Determine your domain’s brand value
How many people refer to your site by name? Is your domain name part of your site’s name? For example – do people refer to your site as ‘red scarf hippies dot com’ or just as ‘red scarf hippies’? Do people refer to your site by a different nickname, such as ‘RSH’ (if sticking with this example)?
If people refer to your site by its full domain name, you are running the risk of losing visitors and your hard earned brand awareness by changing things now. If people refer to your site by its name, you may consider changing the domain name as long as it remains true to your site name. For example, you may choose to change Red-Scarf-Hippies.net to RedScarfHippies.com – however, you still need to weigh up the pros and cons of such a change.
On another note, could you imagine Coca-Cola changing their name? OK, so it is doubtful your website’s brand is as valuable as theirs, but you get the general idea – brands are valuable and changing your domain name could mean you restarting the process of brand building from scratch.
How much search engine traffic are you receiving?
Are you currently getting good search engine traffic? You need to consider the fact that your existing rankings are based on your existing domain name. If you change that, you risk losing any existing positions your site enjoys in the search engines. Is changing your domain name worth this risk? Type-in traffic shouldn’t be as much of a problem as you can simply redirect your old domain name to the new one.
Making the decision
Matt Cutts from Google gives the following advice in his blog:
All other things being equal, I would recommend to stay with the original domain if possible. But if you need to move, the recommended way to do it is to put a 301 (permanent) redirect on every page of your old domain to point to the corresponding page on the new domain.
I would follow the advice of Matt Cutts and always recommend sticking with the original domain. In Smiley’s case, it is clear he simply wants to get rid of the hyphen in his current domain name. I always recommend avoiding hyphenated domain names, but since he has already chosen and developed his site around the hyphenated URL he should stick with it.
If he really isn’t happy with having a hyphenated domain name though, he should make the change now before the current domain name builds up more brand equity. Should he choose to make the change, he should also ensure he does it the right way – and based on my own research, 301 redirects of every page seem to be the way to go.
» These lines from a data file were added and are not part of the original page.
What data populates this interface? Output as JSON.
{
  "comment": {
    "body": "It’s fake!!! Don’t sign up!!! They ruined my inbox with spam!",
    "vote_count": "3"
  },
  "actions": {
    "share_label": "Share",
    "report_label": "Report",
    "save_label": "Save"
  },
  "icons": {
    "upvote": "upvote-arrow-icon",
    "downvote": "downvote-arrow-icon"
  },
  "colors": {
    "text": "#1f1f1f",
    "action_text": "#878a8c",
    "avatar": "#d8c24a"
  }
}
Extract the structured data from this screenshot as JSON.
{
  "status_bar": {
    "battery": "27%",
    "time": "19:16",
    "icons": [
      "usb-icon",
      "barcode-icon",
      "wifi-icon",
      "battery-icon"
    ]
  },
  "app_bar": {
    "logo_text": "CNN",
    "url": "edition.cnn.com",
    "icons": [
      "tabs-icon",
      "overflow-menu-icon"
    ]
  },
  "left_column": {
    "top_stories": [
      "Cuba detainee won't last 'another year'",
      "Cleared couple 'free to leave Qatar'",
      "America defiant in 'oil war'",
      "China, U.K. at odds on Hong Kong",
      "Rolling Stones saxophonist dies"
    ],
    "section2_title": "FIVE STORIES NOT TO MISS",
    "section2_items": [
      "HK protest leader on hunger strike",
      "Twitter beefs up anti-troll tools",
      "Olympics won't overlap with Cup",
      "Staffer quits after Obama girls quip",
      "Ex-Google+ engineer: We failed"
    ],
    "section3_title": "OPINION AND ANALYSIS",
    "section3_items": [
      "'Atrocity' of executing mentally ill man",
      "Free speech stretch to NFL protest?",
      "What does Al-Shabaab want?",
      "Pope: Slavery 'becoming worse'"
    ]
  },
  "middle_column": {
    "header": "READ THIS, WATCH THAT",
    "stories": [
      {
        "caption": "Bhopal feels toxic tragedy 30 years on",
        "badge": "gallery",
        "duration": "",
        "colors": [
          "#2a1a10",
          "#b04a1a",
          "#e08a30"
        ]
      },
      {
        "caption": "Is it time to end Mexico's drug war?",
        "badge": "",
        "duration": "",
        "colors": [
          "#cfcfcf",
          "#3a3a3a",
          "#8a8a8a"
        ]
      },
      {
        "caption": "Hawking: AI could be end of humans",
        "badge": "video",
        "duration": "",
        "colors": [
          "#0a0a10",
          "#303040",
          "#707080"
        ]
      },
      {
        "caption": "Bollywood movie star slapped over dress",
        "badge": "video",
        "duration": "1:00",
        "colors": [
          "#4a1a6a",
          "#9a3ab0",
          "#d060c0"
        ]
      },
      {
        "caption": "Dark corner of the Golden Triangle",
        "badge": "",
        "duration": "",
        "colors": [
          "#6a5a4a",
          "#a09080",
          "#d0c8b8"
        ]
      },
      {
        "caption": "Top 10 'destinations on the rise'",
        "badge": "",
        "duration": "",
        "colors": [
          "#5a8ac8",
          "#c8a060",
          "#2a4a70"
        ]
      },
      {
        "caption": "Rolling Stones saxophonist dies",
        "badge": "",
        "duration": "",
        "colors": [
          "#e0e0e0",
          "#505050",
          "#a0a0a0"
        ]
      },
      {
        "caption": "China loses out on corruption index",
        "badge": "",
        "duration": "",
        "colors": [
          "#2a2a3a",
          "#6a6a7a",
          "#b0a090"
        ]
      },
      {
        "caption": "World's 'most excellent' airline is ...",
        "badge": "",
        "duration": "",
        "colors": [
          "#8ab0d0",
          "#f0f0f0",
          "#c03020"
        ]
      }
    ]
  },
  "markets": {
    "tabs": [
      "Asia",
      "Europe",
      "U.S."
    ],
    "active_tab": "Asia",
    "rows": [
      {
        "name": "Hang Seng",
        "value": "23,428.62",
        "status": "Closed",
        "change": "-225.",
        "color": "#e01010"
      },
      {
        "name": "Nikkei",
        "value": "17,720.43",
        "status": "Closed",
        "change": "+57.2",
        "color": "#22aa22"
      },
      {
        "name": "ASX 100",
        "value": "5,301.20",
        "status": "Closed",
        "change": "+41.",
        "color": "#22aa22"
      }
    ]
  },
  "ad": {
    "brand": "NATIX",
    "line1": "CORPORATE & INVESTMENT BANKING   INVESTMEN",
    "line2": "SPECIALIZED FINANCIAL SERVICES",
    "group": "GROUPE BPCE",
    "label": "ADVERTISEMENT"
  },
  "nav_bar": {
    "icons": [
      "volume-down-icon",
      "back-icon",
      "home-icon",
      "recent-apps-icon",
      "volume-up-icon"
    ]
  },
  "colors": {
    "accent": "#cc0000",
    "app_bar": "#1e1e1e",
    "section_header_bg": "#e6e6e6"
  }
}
What is your advice in this situation? Have you changed your domain name? How old was your site when you made the change? How did it go? Do you regret making the change, or was it a success? Share your thoughts and opinions by leaving a comment below.